EXERCISE AIM: Search term "time": please copy every line of the records below that contains it.

Records from a collection

= Beginning of Section =

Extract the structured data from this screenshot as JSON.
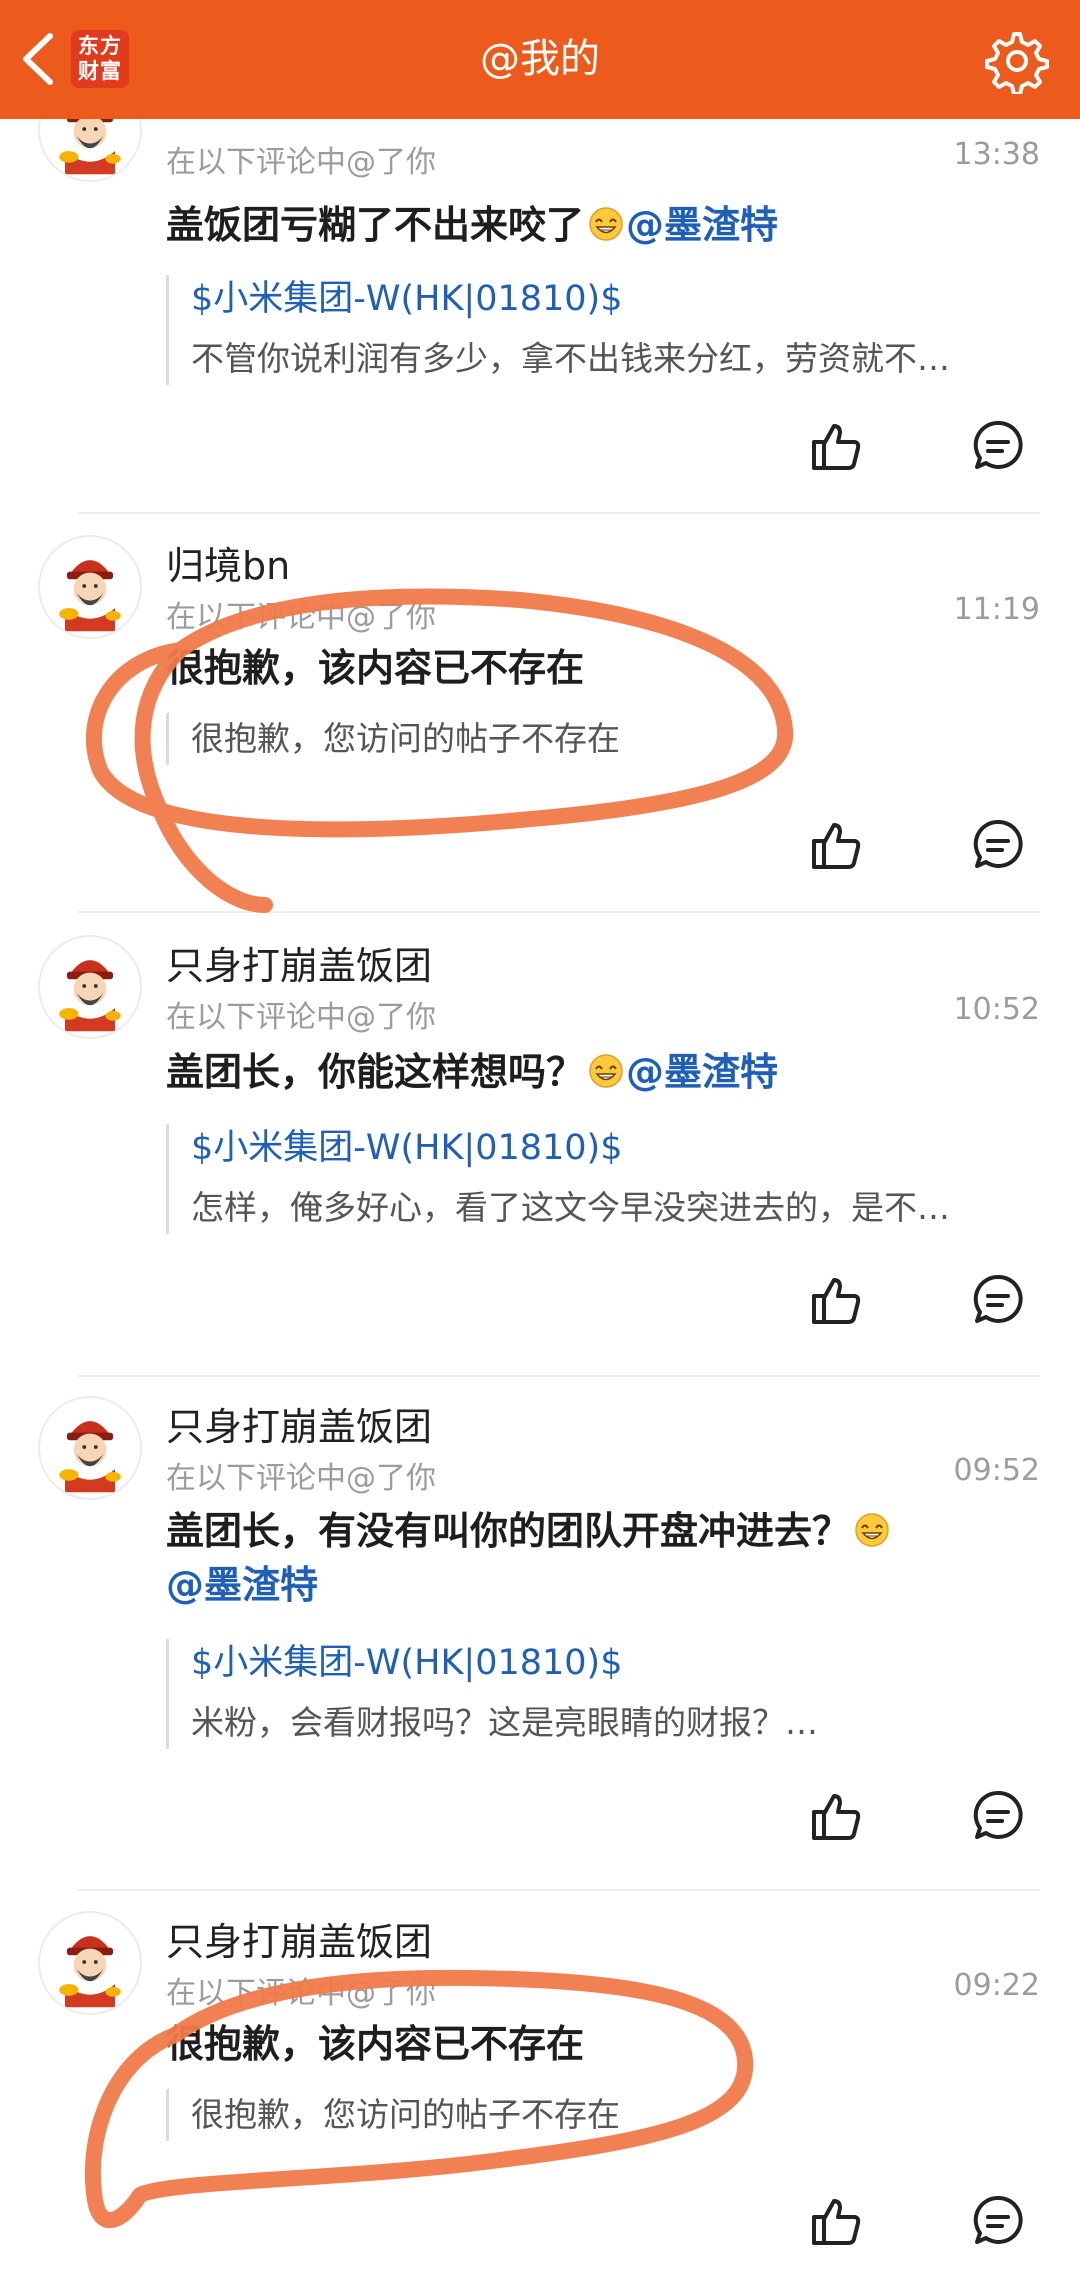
{
  "header": {
    "title": "@我的",
    "logo_line1": "东方",
    "logo_line2": "财富"
  },
  "comments": [
    {
      "username": "",
      "meta": "在以下评论中@了你",
      "time": "13:38",
      "content": "盖饭团亏糊了不出来咬了",
      "mention": "@墨渣特",
      "quote_stock": "$小米集团-W(HK|01810)$",
      "quote_text": "不管你说利润有多少，拿不出钱来分红，劳资就不…"
    },
    {
      "username": "归境bn",
      "meta": "在以下评论中@了你",
      "time": "11:19",
      "content": "很抱歉，该内容已不存在",
      "quote_text": "很抱歉，您访问的帖子不存在"
    },
    {
      "username": "只身打崩盖饭团",
      "meta": "在以下评论中@了你",
      "time": "10:52",
      "content": "盖团长，你能这样想吗？",
      "mention": "@墨渣特",
      "quote_stock": "$小米集团-W(HK|01810)$",
      "quote_text": "怎样，俺多好心，看了这文今早没突进去的，是不…"
    },
    {
      "username": "只身打崩盖饭团",
      "meta": "在以下评论中@了你",
      "time": "09:52",
      "content": "盖团长，有没有叫你的团队开盘冲进去？",
      "mention": "@墨渣特",
      "quote_stock": "$小米集团-W(HK|01810)$",
      "quote_text": "米粉，会看财报吗？这是亮眼睛的财报？…"
    },
    {
      "username": "只身打崩盖饭团",
      "meta": "在以下评论中@了你",
      "time": "09:22",
      "content": "很抱歉，该内容已不存在",
      "quote_text": "很抱歉，您访问的帖子不存在"
    }
  ],
  "icons": {
    "back": "chevron-left-icon",
    "settings": "gear-icon",
    "like": "thumbs-up-icon",
    "comment": "comment-bubble-icon"
  },
  "colors": {
    "header_bg": "#ec5b1b",
    "mention": "#1f5fb8",
    "annotation": "#f07a4a"
  }
}
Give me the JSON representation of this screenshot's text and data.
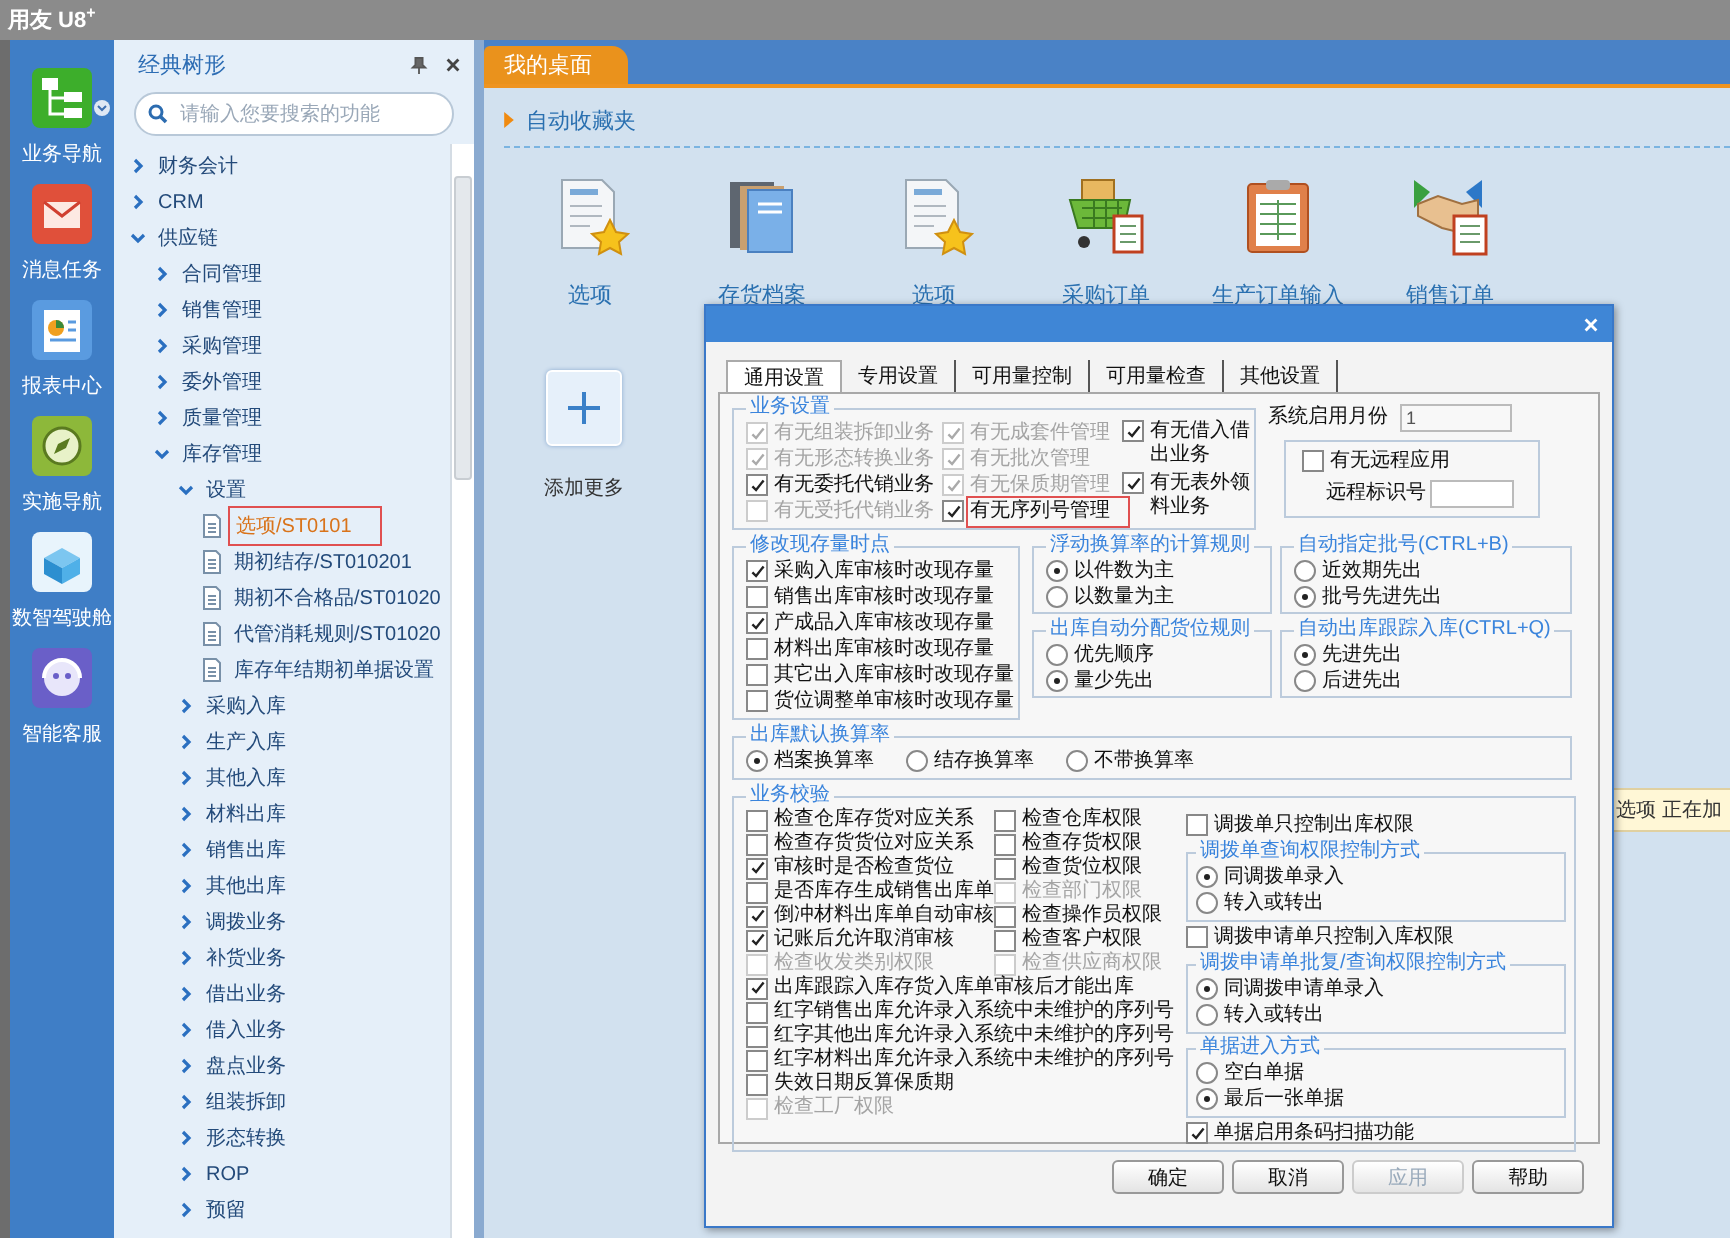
{
  "app": {
    "title": "用友 U8$^{+}$"
  },
  "nav_rail": [
    {
      "label": "业务导航",
      "kind": "tree"
    },
    {
      "label": "消息任务",
      "kind": "mail"
    },
    {
      "label": "报表中心",
      "kind": "report"
    },
    {
      "label": "实施导航",
      "kind": "compass"
    },
    {
      "label": "数智驾驶舱",
      "kind": "cube"
    },
    {
      "label": "智能客服",
      "kind": "headset"
    }
  ],
  "sidebar": {
    "title": "经典树形",
    "search": {
      "placeholder": "请输入您要搜索的功能"
    },
    "tree": [
      {
        "label": "财务会计",
        "kind": "folder",
        "expanded": false
      },
      {
        "label": "CRM",
        "kind": "folder",
        "expanded": false
      },
      {
        "label": "供应链",
        "kind": "folder",
        "expanded": true,
        "children": [
          {
            "label": "合同管理",
            "kind": "folder",
            "expanded": false
          },
          {
            "label": "销售管理",
            "kind": "folder",
            "expanded": false
          },
          {
            "label": "采购管理",
            "kind": "folder",
            "expanded": false
          },
          {
            "label": "委外管理",
            "kind": "folder",
            "expanded": false
          },
          {
            "label": "质量管理",
            "kind": "folder",
            "expanded": false
          },
          {
            "label": "库存管理",
            "kind": "folder",
            "expanded": true,
            "children": [
              {
                "label": "设置",
                "kind": "folder",
                "expanded": true,
                "children": [
                  {
                    "label": "选项/ST0101",
                    "kind": "doc",
                    "selected": true
                  },
                  {
                    "label": "期初结存/ST010201",
                    "kind": "doc",
                    "selected": false
                  },
                  {
                    "label": "期初不合格品/ST01020",
                    "kind": "doc",
                    "selected": false
                  },
                  {
                    "label": "代管消耗规则/ST01020",
                    "kind": "doc",
                    "selected": false
                  },
                  {
                    "label": "库存年结期初单据设置",
                    "kind": "doc",
                    "selected": false
                  }
                ]
              },
              {
                "label": "采购入库",
                "kind": "folder",
                "expanded": false
              },
              {
                "label": "生产入库",
                "kind": "folder",
                "expanded": false
              },
              {
                "label": "其他入库",
                "kind": "folder",
                "expanded": false
              },
              {
                "label": "材料出库",
                "kind": "folder",
                "expanded": false
              },
              {
                "label": "销售出库",
                "kind": "folder",
                "expanded": false
              },
              {
                "label": "其他出库",
                "kind": "folder",
                "expanded": false
              },
              {
                "label": "调拨业务",
                "kind": "folder",
                "expanded": false
              },
              {
                "label": "补货业务",
                "kind": "folder",
                "expanded": false
              },
              {
                "label": "借出业务",
                "kind": "folder",
                "expanded": false
              },
              {
                "label": "借入业务",
                "kind": "folder",
                "expanded": false
              },
              {
                "label": "盘点业务",
                "kind": "folder",
                "expanded": false
              },
              {
                "label": "组装拆卸",
                "kind": "folder",
                "expanded": false
              },
              {
                "label": "形态转换",
                "kind": "folder",
                "expanded": false
              },
              {
                "label": "ROP",
                "kind": "folder",
                "expanded": false
              },
              {
                "label": "预留",
                "kind": "folder",
                "expanded": false
              }
            ]
          }
        ]
      }
    ]
  },
  "tabs": [
    {
      "label": "我的桌面",
      "selected": true
    }
  ],
  "favorites": {
    "title": "自动收藏夹",
    "shortcuts": [
      {
        "label": "选项",
        "kind": "doc-star"
      },
      {
        "label": "存货档案",
        "kind": "books"
      },
      {
        "label": "选项",
        "kind": "doc-star"
      },
      {
        "label": "采购订单",
        "kind": "cart"
      },
      {
        "label": "生产订单输入",
        "kind": "clipboard"
      },
      {
        "label": "销售订单",
        "kind": "handshake"
      }
    ],
    "add_label": "添加更多"
  },
  "tooltip": "选项 正在加",
  "dialog": {
    "tabs": [
      {
        "label": "通用设置",
        "selected": true
      },
      {
        "label": "专用设置",
        "selected": false
      },
      {
        "label": "可用量控制",
        "selected": false
      },
      {
        "label": "可用量检查",
        "selected": false
      },
      {
        "label": "其他设置",
        "selected": false
      }
    ],
    "business": {
      "title": "业务设置",
      "columns": [
        [
          {
            "label": "有无组装拆卸业务",
            "checked": true,
            "disabled": true,
            "highlighted": false
          },
          {
            "label": "有无形态转换业务",
            "checked": true,
            "disabled": true,
            "highlighted": false
          },
          {
            "label": "有无委托代销业务",
            "checked": true,
            "disabled": false,
            "highlighted": false
          },
          {
            "label": "有无受托代销业务",
            "checked": false,
            "disabled": true,
            "highlighted": false
          }
        ],
        [
          {
            "label": "有无成套件管理",
            "checked": true,
            "disabled": true,
            "highlighted": false
          },
          {
            "label": "有无批次管理",
            "checked": true,
            "disabled": true,
            "highlighted": false
          },
          {
            "label": "有无保质期管理",
            "checked": true,
            "disabled": true,
            "highlighted": false
          },
          {
            "label": "有无序列号管理",
            "checked": true,
            "disabled": false,
            "highlighted": true
          }
        ],
        [
          {
            "label": "有无借入借出业务",
            "checked": true,
            "disabled": false,
            "highlighted": false
          },
          {
            "label": "有无表外领料业务",
            "checked": true,
            "disabled": false,
            "highlighted": false
          }
        ]
      ]
    },
    "start_month": {
      "label": "系统启用月份",
      "value": "1"
    },
    "remote": {
      "label": "有无远程应用",
      "checked": false,
      "id_label": "远程标识号"
    },
    "stock_update": {
      "title": "修改现存量时点",
      "items": [
        {
          "label": "采购入库审核时改现存量",
          "checked": true
        },
        {
          "label": "销售出库审核时改现存量",
          "checked": false
        },
        {
          "label": "产成品入库审核改现存量",
          "checked": true
        },
        {
          "label": "材料出库审核时改现存量",
          "checked": false
        },
        {
          "label": "其它出入库审核时改现存量",
          "checked": false
        },
        {
          "label": "货位调整单审核时改现存量",
          "checked": false
        }
      ]
    },
    "rules": [
      {
        "title": "浮动换算率的计算规则",
        "options": [
          {
            "label": "以件数为主",
            "selected": true
          },
          {
            "label": "以数量为主",
            "selected": false
          }
        ]
      },
      {
        "title": "出库自动分配货位规则",
        "options": [
          {
            "label": "优先顺序",
            "selected": false
          },
          {
            "label": "量少先出",
            "selected": true
          }
        ]
      },
      {
        "title": "自动指定批号(CTRL+B)",
        "options": [
          {
            "label": "近效期先出",
            "selected": false
          },
          {
            "label": "批号先进先出",
            "selected": true
          }
        ]
      },
      {
        "title": "自动出库跟踪入库(CTRL+Q)",
        "options": [
          {
            "label": "先进先出",
            "selected": true
          },
          {
            "label": "后进先出",
            "selected": false
          }
        ]
      }
    ],
    "conversion": {
      "title": "出库默认换算率",
      "options": [
        {
          "label": "档案换算率",
          "selected": true
        },
        {
          "label": "结存换算率",
          "selected": false
        },
        {
          "label": "不带换算率",
          "selected": false
        }
      ]
    },
    "checks": {
      "title": "业务校验",
      "grid": [
        {
          "label": "检查仓库存货对应关系",
          "checked": false,
          "disabled": false
        },
        {
          "label": "检查仓库权限",
          "checked": false,
          "disabled": false
        },
        {
          "label": "检查存货货位对应关系",
          "checked": false,
          "disabled": false
        },
        {
          "label": "检查存货权限",
          "checked": false,
          "disabled": false
        },
        {
          "label": "审核时是否检查货位",
          "checked": true,
          "disabled": false
        },
        {
          "label": "检查货位权限",
          "checked": false,
          "disabled": false
        },
        {
          "label": "是否库存生成销售出库单",
          "checked": false,
          "disabled": false
        },
        {
          "label": "检查部门权限",
          "checked": false,
          "disabled": true
        },
        {
          "label": "倒冲材料出库单自动审核",
          "checked": true,
          "disabled": false
        },
        {
          "label": "检查操作员权限",
          "checked": false,
          "disabled": false
        },
        {
          "label": "记账后允许取消审核",
          "checked": true,
          "disabled": false
        },
        {
          "label": "检查客户权限",
          "checked": false,
          "disabled": false
        },
        {
          "label": "检查收发类别权限",
          "checked": false,
          "disabled": true
        },
        {
          "label": "检查供应商权限",
          "checked": false,
          "disabled": true
        }
      ],
      "rows": [
        {
          "label": "出库跟踪入库存货入库单审核后才能出库",
          "checked": true,
          "disabled": false
        },
        {
          "label": "红字销售出库允许录入系统中未维护的序列号",
          "checked": false,
          "disabled": false
        },
        {
          "label": "红字其他出库允许录入系统中未维护的序列号",
          "checked": false,
          "disabled": false
        },
        {
          "label": "红字材料出库允许录入系统中未维护的序列号",
          "checked": false,
          "disabled": false
        },
        {
          "label": "失效日期反算保质期",
          "checked": false,
          "disabled": false
        },
        {
          "label": "检查工厂权限",
          "checked": false,
          "disabled": true
        }
      ],
      "transfer_out_only": {
        "label": "调拨单只控制出库权限",
        "checked": false
      },
      "transfer_query": {
        "title": "调拨单查询权限控制方式",
        "options": [
          {
            "label": "同调拨单录入",
            "selected": true
          },
          {
            "label": "转入或转出",
            "selected": false
          }
        ]
      },
      "request_in_only": {
        "label": "调拨申请单只控制入库权限",
        "checked": false
      },
      "request_query": {
        "title": "调拨申请单批复/查询权限控制方式",
        "options": [
          {
            "label": "同调拨申请单录入",
            "selected": true
          },
          {
            "label": "转入或转出",
            "selected": false
          }
        ]
      },
      "entry_mode": {
        "title": "单据进入方式",
        "options": [
          {
            "label": "空白单据",
            "selected": false
          },
          {
            "label": "最后一张单据",
            "selected": true
          }
        ]
      },
      "barcode": {
        "label": "单据启用条码扫描功能",
        "checked": true
      }
    },
    "buttons": [
      {
        "label": "确定",
        "disabled": false
      },
      {
        "label": "取消",
        "disabled": false
      },
      {
        "label": "应用",
        "disabled": true
      },
      {
        "label": "帮助",
        "disabled": false
      }
    ]
  }
}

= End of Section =

RESULT OF THE EXERCISE:
      "time": "13:38",
      "time": "11:19",
      "time": "10:52",
      "time": "09:52",
      "time": "09:22",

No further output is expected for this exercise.